== PROBLEM TO SOLVE ==
Lines holding the string "constructor" in the listing below are to be copied.

· · ·

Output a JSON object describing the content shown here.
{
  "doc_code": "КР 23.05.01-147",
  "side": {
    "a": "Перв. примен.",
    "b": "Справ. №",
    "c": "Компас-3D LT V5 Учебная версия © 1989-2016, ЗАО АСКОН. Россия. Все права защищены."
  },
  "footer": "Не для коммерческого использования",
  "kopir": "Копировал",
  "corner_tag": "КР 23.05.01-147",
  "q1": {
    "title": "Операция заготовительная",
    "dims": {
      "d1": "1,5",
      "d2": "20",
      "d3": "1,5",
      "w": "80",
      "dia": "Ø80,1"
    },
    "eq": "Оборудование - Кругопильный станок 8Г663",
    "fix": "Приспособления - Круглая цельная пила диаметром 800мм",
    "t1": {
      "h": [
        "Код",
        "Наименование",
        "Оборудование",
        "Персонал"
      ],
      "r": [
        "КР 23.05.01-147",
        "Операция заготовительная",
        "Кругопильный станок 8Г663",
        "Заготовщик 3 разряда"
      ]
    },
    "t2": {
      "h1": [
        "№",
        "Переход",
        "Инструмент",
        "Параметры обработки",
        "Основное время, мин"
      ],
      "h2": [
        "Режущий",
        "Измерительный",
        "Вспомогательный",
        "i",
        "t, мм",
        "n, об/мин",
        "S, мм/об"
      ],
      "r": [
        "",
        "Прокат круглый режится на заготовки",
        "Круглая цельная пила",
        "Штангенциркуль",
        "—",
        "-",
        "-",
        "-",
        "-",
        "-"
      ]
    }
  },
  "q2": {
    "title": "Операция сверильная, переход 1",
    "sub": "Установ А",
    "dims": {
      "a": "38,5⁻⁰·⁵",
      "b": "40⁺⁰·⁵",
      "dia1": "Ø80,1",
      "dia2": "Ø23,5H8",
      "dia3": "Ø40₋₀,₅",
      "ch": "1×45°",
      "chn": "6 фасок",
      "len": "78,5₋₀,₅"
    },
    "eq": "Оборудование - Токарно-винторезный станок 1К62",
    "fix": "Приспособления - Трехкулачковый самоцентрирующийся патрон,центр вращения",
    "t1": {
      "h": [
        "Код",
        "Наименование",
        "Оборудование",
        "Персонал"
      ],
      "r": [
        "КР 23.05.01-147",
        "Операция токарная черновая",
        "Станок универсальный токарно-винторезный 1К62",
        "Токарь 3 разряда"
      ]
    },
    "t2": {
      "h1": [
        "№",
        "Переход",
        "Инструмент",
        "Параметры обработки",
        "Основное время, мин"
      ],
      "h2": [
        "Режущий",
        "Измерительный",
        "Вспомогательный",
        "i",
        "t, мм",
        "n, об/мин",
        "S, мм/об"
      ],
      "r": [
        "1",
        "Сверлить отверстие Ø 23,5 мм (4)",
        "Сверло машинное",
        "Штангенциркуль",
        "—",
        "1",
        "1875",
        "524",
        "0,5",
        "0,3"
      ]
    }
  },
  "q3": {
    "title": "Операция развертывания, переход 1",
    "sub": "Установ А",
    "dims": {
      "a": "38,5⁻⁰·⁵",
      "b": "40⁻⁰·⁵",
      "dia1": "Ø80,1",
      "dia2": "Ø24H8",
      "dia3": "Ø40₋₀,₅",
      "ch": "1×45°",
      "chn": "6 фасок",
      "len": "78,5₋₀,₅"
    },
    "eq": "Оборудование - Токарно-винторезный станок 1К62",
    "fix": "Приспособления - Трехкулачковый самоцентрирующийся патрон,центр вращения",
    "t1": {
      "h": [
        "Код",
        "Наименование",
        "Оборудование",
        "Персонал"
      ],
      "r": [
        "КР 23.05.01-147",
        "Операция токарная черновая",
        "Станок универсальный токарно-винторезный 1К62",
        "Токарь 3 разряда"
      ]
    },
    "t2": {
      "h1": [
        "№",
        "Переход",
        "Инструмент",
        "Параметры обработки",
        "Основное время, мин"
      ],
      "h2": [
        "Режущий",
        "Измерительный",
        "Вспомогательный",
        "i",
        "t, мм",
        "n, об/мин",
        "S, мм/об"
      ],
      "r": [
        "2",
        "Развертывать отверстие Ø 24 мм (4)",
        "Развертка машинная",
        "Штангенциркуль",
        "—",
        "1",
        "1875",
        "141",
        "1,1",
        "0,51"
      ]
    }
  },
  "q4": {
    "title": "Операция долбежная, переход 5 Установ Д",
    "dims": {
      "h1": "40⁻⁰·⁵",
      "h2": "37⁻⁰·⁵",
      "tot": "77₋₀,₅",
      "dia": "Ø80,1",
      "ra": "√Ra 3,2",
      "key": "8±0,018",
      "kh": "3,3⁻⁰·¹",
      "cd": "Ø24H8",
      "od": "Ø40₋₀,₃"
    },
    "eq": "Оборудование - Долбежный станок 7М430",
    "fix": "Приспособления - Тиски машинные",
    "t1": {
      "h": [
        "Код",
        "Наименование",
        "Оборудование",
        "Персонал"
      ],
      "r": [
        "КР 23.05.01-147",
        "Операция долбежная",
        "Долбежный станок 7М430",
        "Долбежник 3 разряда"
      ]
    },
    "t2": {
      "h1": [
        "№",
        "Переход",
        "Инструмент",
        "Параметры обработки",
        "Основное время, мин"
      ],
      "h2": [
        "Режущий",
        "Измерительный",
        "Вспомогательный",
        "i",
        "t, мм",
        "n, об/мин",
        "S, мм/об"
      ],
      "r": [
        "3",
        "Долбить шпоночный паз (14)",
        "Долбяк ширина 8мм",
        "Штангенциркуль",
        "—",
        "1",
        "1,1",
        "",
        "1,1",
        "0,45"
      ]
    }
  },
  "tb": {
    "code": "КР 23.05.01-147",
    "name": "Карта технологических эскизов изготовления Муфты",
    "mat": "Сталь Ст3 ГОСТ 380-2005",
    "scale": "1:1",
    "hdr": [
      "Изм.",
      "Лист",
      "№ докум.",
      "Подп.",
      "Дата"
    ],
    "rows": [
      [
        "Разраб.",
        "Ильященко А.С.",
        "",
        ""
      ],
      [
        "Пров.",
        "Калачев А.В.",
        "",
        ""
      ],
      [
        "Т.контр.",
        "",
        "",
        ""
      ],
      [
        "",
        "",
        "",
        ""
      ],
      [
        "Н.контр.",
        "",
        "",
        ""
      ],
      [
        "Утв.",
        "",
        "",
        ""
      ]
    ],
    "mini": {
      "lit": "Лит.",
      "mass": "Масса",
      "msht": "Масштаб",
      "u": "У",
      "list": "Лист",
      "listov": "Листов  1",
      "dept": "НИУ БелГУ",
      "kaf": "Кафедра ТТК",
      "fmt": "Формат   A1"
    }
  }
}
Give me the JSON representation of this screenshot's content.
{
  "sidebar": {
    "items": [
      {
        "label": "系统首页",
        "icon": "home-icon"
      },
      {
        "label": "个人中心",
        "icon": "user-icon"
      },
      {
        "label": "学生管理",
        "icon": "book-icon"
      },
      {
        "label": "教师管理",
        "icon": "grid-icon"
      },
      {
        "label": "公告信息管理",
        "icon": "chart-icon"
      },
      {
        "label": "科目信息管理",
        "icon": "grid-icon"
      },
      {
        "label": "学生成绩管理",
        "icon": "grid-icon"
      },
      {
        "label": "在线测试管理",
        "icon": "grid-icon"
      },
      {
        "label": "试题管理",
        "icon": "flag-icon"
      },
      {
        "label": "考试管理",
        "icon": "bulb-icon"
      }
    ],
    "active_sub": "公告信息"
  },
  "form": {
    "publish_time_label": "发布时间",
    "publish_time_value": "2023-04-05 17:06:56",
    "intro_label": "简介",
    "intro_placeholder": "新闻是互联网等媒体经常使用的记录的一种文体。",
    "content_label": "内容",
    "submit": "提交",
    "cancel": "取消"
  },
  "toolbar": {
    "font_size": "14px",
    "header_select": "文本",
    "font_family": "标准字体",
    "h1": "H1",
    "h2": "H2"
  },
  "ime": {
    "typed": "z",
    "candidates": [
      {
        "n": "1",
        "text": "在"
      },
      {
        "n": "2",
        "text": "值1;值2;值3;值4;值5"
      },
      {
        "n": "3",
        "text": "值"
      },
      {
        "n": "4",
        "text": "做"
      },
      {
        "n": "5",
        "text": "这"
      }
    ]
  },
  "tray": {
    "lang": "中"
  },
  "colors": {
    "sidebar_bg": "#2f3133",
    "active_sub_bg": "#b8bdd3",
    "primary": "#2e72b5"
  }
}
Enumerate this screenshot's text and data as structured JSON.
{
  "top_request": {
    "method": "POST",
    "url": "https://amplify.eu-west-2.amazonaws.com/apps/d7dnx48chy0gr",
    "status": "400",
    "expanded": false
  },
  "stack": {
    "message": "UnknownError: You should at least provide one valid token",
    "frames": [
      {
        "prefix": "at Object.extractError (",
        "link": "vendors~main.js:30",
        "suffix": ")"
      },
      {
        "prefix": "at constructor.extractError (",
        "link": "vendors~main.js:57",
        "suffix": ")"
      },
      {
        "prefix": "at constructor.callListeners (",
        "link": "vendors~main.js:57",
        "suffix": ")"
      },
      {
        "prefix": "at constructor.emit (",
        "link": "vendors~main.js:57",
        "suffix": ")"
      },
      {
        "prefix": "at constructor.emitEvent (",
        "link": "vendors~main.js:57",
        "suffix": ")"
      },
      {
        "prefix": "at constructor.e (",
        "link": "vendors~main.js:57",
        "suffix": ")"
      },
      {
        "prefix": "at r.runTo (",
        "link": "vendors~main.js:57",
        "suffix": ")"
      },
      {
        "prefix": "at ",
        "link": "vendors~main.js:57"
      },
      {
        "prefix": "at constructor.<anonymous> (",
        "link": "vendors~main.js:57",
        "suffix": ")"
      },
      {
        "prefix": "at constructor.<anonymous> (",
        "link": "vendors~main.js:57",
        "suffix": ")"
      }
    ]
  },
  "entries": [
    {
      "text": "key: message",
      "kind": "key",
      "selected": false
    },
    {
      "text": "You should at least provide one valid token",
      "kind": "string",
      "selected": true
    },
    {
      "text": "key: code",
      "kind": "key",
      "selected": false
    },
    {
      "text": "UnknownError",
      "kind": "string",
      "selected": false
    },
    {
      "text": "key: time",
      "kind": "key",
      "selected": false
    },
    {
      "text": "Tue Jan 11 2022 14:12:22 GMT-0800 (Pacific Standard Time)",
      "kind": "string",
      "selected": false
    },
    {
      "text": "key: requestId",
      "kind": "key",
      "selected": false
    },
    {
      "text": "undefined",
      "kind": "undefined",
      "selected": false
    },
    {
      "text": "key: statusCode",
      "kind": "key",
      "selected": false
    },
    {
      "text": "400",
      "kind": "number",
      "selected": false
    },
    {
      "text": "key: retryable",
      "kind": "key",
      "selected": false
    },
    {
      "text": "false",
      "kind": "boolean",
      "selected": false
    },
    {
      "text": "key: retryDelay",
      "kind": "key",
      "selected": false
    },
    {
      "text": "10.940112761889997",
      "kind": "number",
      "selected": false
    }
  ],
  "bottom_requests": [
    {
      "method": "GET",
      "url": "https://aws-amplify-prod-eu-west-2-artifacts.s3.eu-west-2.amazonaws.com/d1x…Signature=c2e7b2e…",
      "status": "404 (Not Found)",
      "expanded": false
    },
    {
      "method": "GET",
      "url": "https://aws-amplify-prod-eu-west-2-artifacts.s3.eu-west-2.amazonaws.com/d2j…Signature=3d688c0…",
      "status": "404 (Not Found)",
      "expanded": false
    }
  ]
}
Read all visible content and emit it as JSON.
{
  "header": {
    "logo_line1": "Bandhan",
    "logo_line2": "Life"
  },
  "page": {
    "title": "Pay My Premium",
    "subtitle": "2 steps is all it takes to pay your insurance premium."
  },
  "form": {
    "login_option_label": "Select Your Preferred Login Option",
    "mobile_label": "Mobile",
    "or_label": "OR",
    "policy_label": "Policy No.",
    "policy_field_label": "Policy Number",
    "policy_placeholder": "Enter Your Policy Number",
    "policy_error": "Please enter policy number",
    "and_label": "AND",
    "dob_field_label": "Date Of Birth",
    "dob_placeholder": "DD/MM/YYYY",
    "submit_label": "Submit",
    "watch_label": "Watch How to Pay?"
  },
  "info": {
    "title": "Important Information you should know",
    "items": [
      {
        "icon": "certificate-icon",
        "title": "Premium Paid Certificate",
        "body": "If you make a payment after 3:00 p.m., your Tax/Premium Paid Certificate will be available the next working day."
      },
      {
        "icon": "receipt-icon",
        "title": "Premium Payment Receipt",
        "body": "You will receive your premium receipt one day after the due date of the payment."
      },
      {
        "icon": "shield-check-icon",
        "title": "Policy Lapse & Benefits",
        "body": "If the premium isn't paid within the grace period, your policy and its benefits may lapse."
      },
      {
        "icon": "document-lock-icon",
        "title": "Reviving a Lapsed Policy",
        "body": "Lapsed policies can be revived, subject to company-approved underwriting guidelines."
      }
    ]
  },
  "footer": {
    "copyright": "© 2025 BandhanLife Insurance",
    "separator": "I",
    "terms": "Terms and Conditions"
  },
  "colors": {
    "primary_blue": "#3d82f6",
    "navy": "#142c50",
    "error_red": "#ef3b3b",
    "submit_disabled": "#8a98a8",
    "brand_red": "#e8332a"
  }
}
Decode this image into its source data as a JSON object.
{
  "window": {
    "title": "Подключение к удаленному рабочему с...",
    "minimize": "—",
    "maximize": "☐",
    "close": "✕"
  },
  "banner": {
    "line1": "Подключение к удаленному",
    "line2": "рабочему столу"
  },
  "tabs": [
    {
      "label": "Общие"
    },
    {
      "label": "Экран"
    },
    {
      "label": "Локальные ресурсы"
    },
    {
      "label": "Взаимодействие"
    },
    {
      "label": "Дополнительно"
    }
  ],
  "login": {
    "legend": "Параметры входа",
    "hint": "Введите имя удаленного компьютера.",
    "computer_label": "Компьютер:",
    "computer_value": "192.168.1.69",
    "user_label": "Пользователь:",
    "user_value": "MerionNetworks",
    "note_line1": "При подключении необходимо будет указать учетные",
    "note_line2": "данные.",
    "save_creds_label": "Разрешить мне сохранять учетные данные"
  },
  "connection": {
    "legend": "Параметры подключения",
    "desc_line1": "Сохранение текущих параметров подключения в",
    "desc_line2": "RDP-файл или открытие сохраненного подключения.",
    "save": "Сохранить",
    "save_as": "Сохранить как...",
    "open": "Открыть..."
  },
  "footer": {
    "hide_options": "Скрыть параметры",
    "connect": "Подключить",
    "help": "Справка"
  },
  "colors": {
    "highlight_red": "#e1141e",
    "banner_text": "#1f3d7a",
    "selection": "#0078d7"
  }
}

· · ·

== SOLUTION FOR THIS PROBLEM ==
        "prefix": "at constructor.extractError (",
        "prefix": "at constructor.callListeners (",
        "prefix": "at constructor.emit (",
        "prefix": "at constructor.emitEvent (",
        "prefix": "at constructor.e (",
        "prefix": "at constructor.<anonymous> (",
        "prefix": "at constructor.<anonymous> (",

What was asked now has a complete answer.